Netflix’s quirky superhero show, Umbrella Academy, is back for a third season, which maintains most of its charm but gets lost in the weeds with too many ambitious ideas.
Netflix’s quirky superhero franchise, The Umbrella Academy, is entering its third season, where it is primed to introduce another team of heroes, the resurrection of a long-dead character, and yet another universe-ending, time-traveling catastrophe. Following the events of Season 2, the Umbrellas have found themselves back in the modern day, but their home has been taken over by an alternate version of them–the Sparrow Academy–brought into existence by a paradox created by their father, Reginald. To make things worse, the paradox that replaced them is very rapidly spinning out of control, threatening the universe in a series of escalating disappearances that will eventually consume reality itself.
Put plainly, Umbrella Academy Season 3 has a lot going on–and while the higher concept sci-fi conceits are certainly par for the course in the show, there’s more of them overlapping than ever before, and there are more characters in play to keep track of this time around, making this season feel bigger and busier than ever. Unfortunately, this new size and scale also means that Season 3 has a few too many ideas, and no real way to pay them all off.
On the positive side, Umbrella Academy’s secret to success has always been its cast–and every major player has returned. The Hargreeves family, Luthor (Tom Hopper), Diego (David Castañeda), Viktor (Elliot Page), Five (Aidan Gallagher), Klaus (Robert Sheehan), Ben (Justin H. Min), and Allison (Emmy Raver-Lampman) are all back, alongside Season 2 newcomer Lila (Ritu Arya) and their adoptive father, Reginald (Colm Feore). The dysfunctional family dynamic has served Umbrella Academy in the past, and it continues to do so now–unsurprisingly, the chemistry between the cast has only gotten stronger and the performances have only gotten better. Alongside the Hargreeves troupe are the newly introduced Sparrows, a brand new crew of superheroes with bizarre powers. Ben, interestingly enough, is one of them, following his recent resurrection (long story) giving Min a chance to shake up the audience’s expectations for his character, who until now, has been a very put-upon ghost only Klaus can see.

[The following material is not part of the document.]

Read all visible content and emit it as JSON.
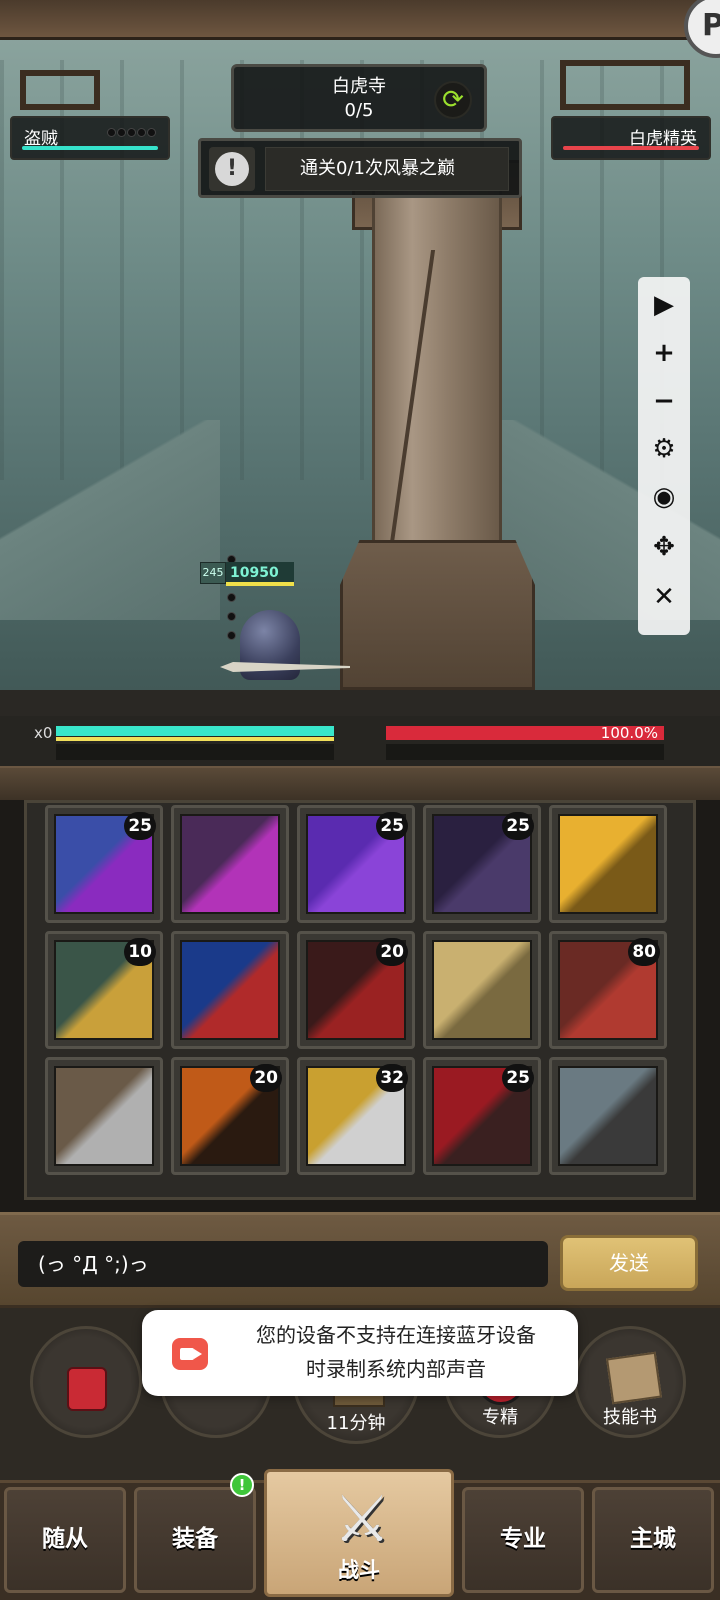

The Sparrows themselves are all immediately interesting, but the vast majority of them are wildly underserved by the story. Only Ben, the crow-manifesting Fei (Britne Oldford), the gravity-manipulating Sloane (Genesis Rodriguez), and a fully CGI cube who speaks in wingdings named Christopher get any real screen time–and of this group, only Ben and Sloane carry any real narrative weight. The Sparrows are the first and most obvious casualty of Umbrella Academy’s overwrought ambition this season, which is really a shame, considering how engaging and funny they are from the jump…